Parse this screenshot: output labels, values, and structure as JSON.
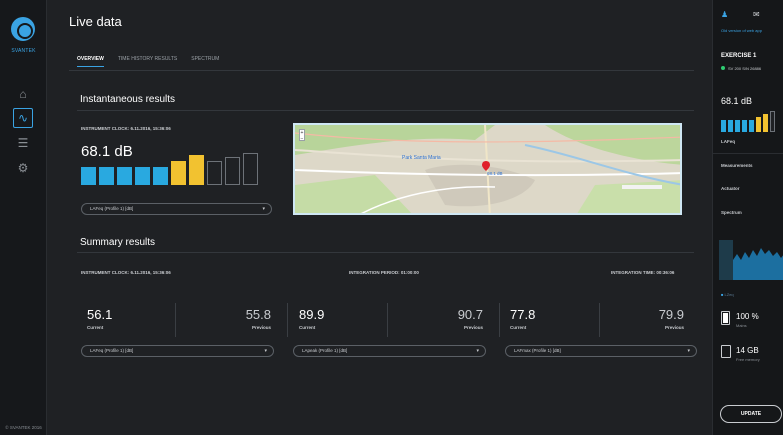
{
  "app": {
    "brand": "SVANTEK",
    "copyright": "© SVANTEK 2016"
  },
  "nav": {
    "items": [
      {
        "name": "home-icon",
        "glyph": "⌂",
        "active": false
      },
      {
        "name": "live-data-icon",
        "glyph": "∿",
        "active": true
      },
      {
        "name": "list-icon",
        "glyph": "☰",
        "active": false
      },
      {
        "name": "settings-icon",
        "glyph": "⚙",
        "active": false
      }
    ]
  },
  "page": {
    "title": "Live data",
    "tabs": [
      {
        "label": "OVERVIEW",
        "active": true
      },
      {
        "label": "TIME HISTORY RESULTS",
        "active": false
      },
      {
        "label": "SPECTRUM",
        "active": false
      }
    ]
  },
  "instantaneous": {
    "title": "Instantaneous results",
    "clock_label": "INSTRUMENT CLOCK: 6.11.2016, 15:36:06",
    "value": "68.1 dB",
    "level_bars_filled": 7,
    "level_bars_total": 10,
    "level_colors": [
      "#29a9e0",
      "#29a9e0",
      "#29a9e0",
      "#29a9e0",
      "#29a9e0",
      "#f2c230",
      "#f2c230"
    ],
    "dropdown": "LAFeq (Profile 1) [dB]",
    "map": {
      "marker_label": "68.1 dB",
      "place_label": "Park Santa Maria",
      "zoom_in": "+",
      "zoom_out": "−"
    }
  },
  "summary": {
    "title": "Summary results",
    "clock_label": "INSTRUMENT CLOCK: 6.11.2016, 15:36:06",
    "integration_period": "INTEGRATION PERIOD: 01:00:00",
    "integration_time": "INTEGRATION TIME: 00:36:06",
    "metrics": [
      {
        "current": "56.1",
        "current_label": "Current",
        "previous": "55.8",
        "previous_label": "Previous",
        "dropdown": "LAFeq (Profile 1) [dB]"
      },
      {
        "current": "89.9",
        "current_label": "Current",
        "previous": "90.7",
        "previous_label": "Previous",
        "dropdown": "LApeak (Profile 1) [dB]"
      },
      {
        "current": "77.8",
        "current_label": "Current",
        "previous": "79.9",
        "previous_label": "Previous",
        "dropdown": "LAFmax (Profile 1) [dB]"
      }
    ]
  },
  "right": {
    "link": "Old version of web app",
    "exercise": "EXERCISE 1",
    "status": "SV 200 S/N 26886",
    "value": "68.1 dB",
    "unit": "LAFeq",
    "menu": [
      "Measurements",
      "Actuator",
      "Spectrum"
    ],
    "battery_value": "100 %",
    "battery_label": "Mains",
    "memory_value": "14 GB",
    "memory_label": "Free memory",
    "update_label": "UPDATE",
    "colors": {
      "accent": "#3aa3e3",
      "ok": "#2ecc71"
    }
  }
}
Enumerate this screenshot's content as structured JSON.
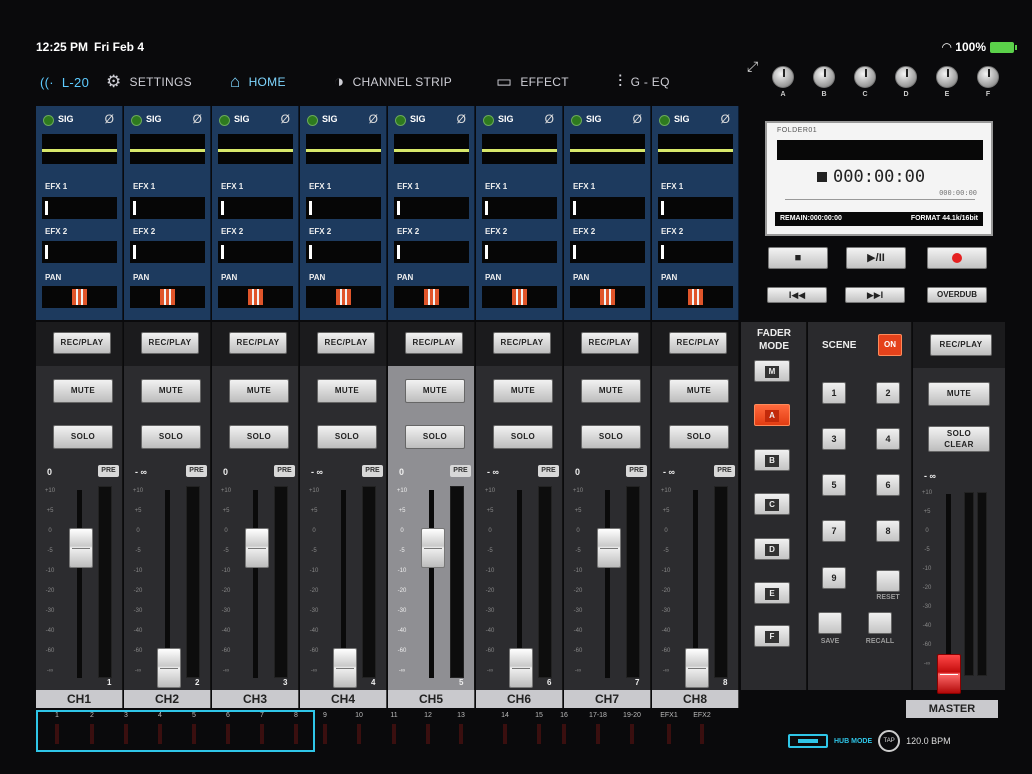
{
  "status": {
    "time": "12:25 PM",
    "date": "Fri Feb 4",
    "battery": "100%"
  },
  "nav": {
    "logo": "L-20",
    "items": [
      {
        "label": "SETTINGS",
        "icon": "gear-icon"
      },
      {
        "label": "HOME",
        "icon": "home-icon",
        "active": true
      },
      {
        "label": "CHANNEL STRIP",
        "icon": "channel-strip-icon"
      },
      {
        "label": "EFFECT",
        "icon": "effect-icon"
      },
      {
        "label": "G - EQ",
        "icon": "eq-sliders-icon"
      }
    ]
  },
  "knobs": [
    "A",
    "B",
    "C",
    "D",
    "E",
    "F"
  ],
  "channel_labels": {
    "sig": "SIG",
    "phase": "Ø",
    "efx1": "EFX 1",
    "efx2": "EFX 2",
    "pan": "PAN",
    "rec_play": "REC/PLAY",
    "mute": "MUTE",
    "solo": "SOLO",
    "pre": "PRE"
  },
  "channels": [
    {
      "name": "CH1",
      "level": "0",
      "fader_db": 0,
      "num": "1"
    },
    {
      "name": "CH2",
      "level": "- ∞",
      "fader_db": -70,
      "num": "2"
    },
    {
      "name": "CH3",
      "level": "0",
      "fader_db": 0,
      "num": "3"
    },
    {
      "name": "CH4",
      "level": "- ∞",
      "fader_db": -70,
      "num": "4"
    },
    {
      "name": "CH5",
      "level": "0",
      "fader_db": 0,
      "num": "5",
      "selected": true
    },
    {
      "name": "CH6",
      "level": "- ∞",
      "fader_db": -70,
      "num": "6"
    },
    {
      "name": "CH7",
      "level": "0",
      "fader_db": 0,
      "num": "7"
    },
    {
      "name": "CH8",
      "level": "- ∞",
      "fader_db": -70,
      "num": "8"
    }
  ],
  "scale_marks": [
    "+10",
    "+5",
    "0",
    "-5",
    "-10",
    "-20",
    "-30",
    "-40",
    "-60",
    "-∞"
  ],
  "inputs": [
    "1",
    "2",
    "3",
    "4",
    "5",
    "6",
    "7",
    "8",
    "9",
    "10",
    "11",
    "12",
    "13",
    "14",
    "15",
    "16",
    "17-18",
    "19-20",
    "EFX1",
    "EFX2"
  ],
  "recorder": {
    "folder": "FOLDER01",
    "timecode": "000:00:00",
    "total": "000:00:00",
    "remain": "REMAIN:000:00:00",
    "format": "FORMAT 44.1k/16bit",
    "buttons": {
      "stop": "■",
      "play_pause": "▶/II",
      "rewind": "I◀◀",
      "forward": "▶▶I",
      "overdub": "OVERDUB"
    }
  },
  "fader_mode": {
    "title_line1": "FADER",
    "title_line2": "MODE",
    "buttons": [
      "M",
      "A",
      "B",
      "C",
      "D",
      "E",
      "F"
    ],
    "active": "A"
  },
  "scene": {
    "title": "SCENE",
    "on": "ON",
    "numbers": [
      "1",
      "2",
      "3",
      "4",
      "5",
      "6",
      "7",
      "8",
      "9"
    ],
    "reset": "RESET",
    "save": "SAVE",
    "recall": "RECALL"
  },
  "master": {
    "name": "MASTER",
    "rec_play": "REC/PLAY",
    "mute": "MUTE",
    "solo_line1": "SOLO",
    "solo_line2": "CLEAR",
    "level": "- ∞"
  },
  "footer": {
    "hub_mode": "HUB MODE",
    "tap": "TAP",
    "bpm": "120.0 BPM"
  },
  "colors": {
    "accent": "#2fc6e8",
    "channel_blue": "#1d3a5e",
    "active_orange": "#e5421b"
  }
}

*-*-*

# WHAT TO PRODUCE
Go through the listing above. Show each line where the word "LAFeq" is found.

# WRITTEN REPLY
    "dropdown": "LAFeq (Profile 1) [dB]",
        "dropdown": "LAFeq (Profile 1) [dB]"
    "unit": "LAFeq",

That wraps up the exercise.